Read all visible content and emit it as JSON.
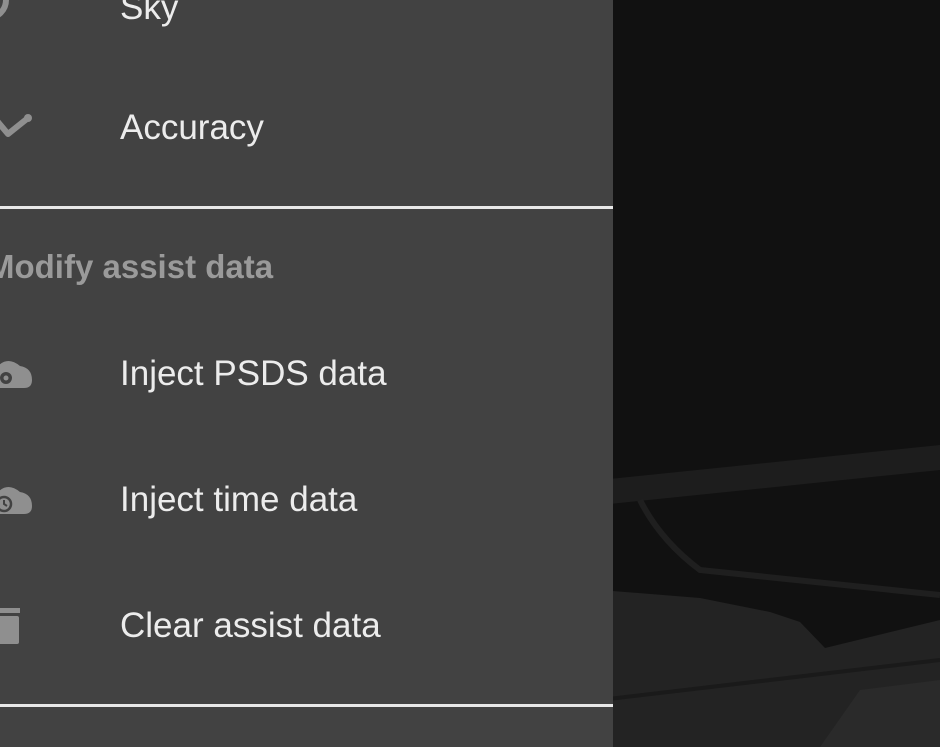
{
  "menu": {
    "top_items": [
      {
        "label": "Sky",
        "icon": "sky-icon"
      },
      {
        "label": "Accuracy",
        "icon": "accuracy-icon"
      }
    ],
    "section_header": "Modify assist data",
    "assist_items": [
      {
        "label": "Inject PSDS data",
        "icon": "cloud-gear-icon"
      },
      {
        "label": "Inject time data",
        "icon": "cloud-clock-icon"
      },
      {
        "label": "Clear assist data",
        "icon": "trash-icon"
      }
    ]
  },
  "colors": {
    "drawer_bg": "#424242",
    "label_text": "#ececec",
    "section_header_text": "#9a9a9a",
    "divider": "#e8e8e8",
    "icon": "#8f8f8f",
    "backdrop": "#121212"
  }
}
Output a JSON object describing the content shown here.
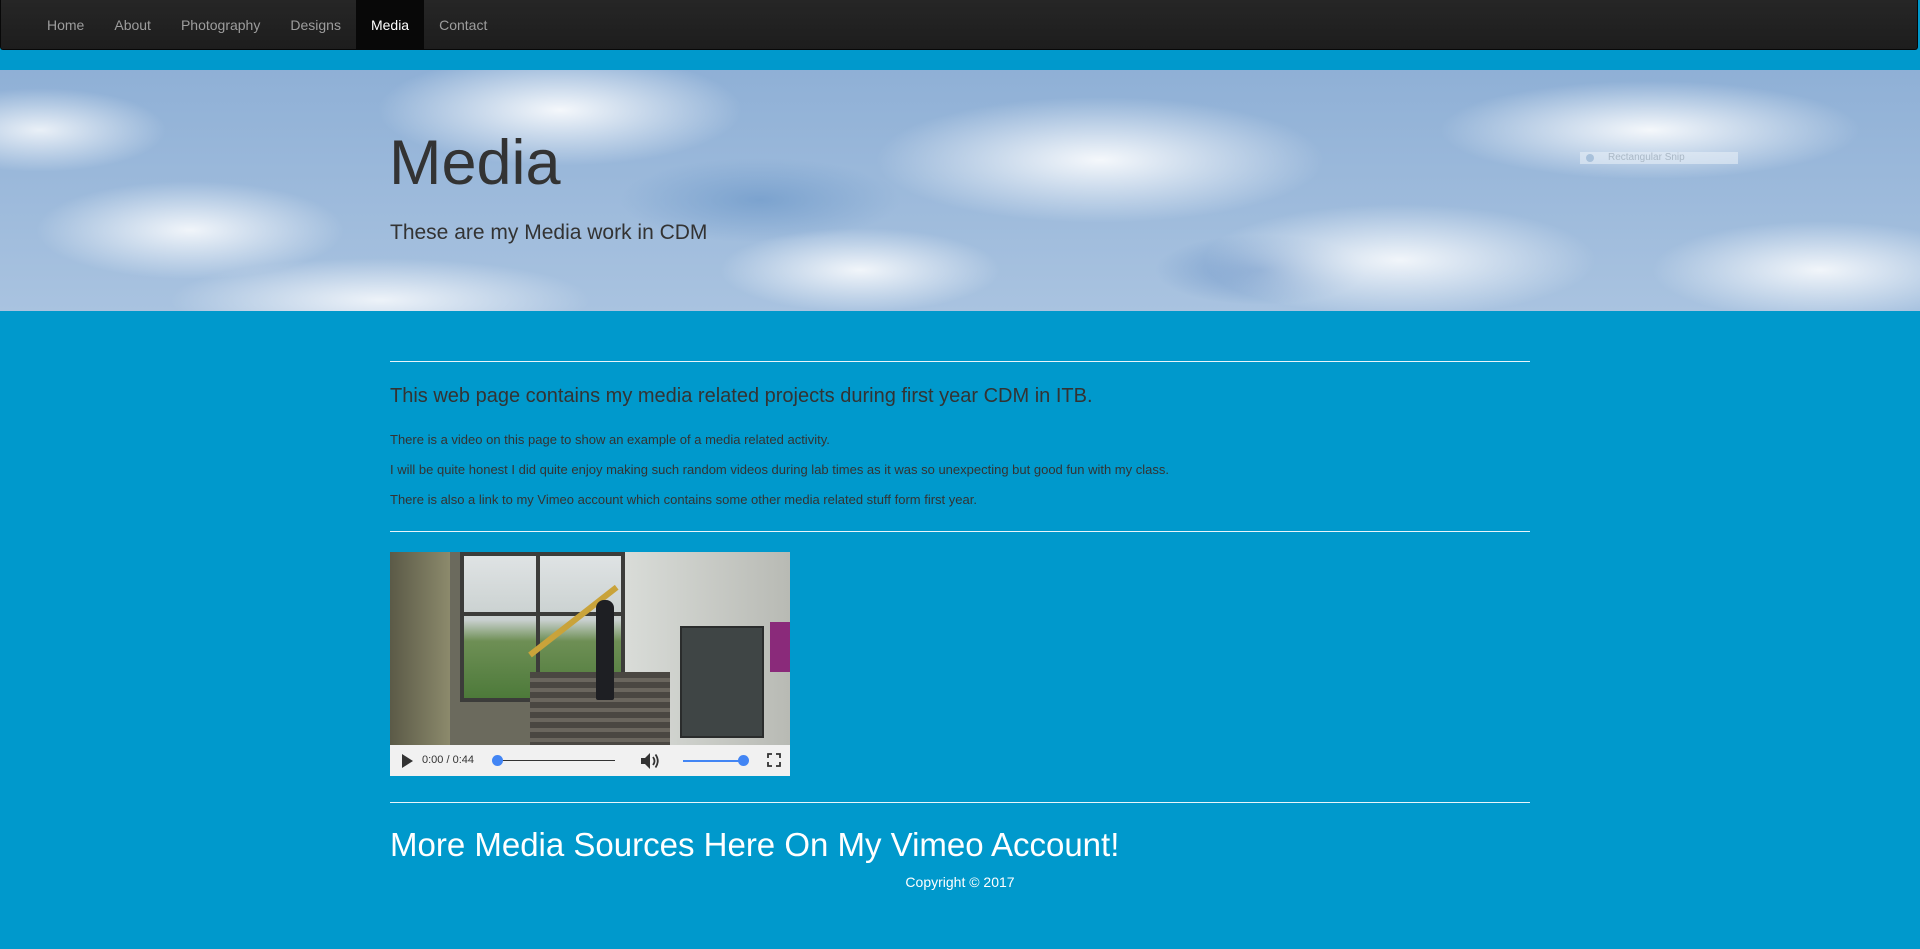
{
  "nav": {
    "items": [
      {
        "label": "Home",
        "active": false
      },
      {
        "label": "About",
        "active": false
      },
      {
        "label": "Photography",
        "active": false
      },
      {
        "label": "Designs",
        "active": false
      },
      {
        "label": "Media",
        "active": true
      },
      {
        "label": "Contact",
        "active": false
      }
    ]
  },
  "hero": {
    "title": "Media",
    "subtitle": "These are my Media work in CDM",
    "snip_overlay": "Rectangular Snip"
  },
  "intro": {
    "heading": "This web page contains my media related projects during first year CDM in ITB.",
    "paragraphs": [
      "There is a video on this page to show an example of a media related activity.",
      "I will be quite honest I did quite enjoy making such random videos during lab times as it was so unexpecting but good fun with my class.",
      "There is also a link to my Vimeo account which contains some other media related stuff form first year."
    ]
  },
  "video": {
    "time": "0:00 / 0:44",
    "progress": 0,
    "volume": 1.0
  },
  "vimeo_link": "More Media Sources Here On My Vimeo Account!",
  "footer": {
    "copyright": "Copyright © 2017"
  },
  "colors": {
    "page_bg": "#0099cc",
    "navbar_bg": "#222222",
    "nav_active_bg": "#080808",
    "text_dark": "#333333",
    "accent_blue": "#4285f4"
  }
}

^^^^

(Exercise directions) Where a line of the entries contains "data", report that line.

(Solution below)
    "section_header": "Modify assist data",
        "label": "Inject PSDS data",
        "label": "Inject time data",
        "label": "Clear assist data",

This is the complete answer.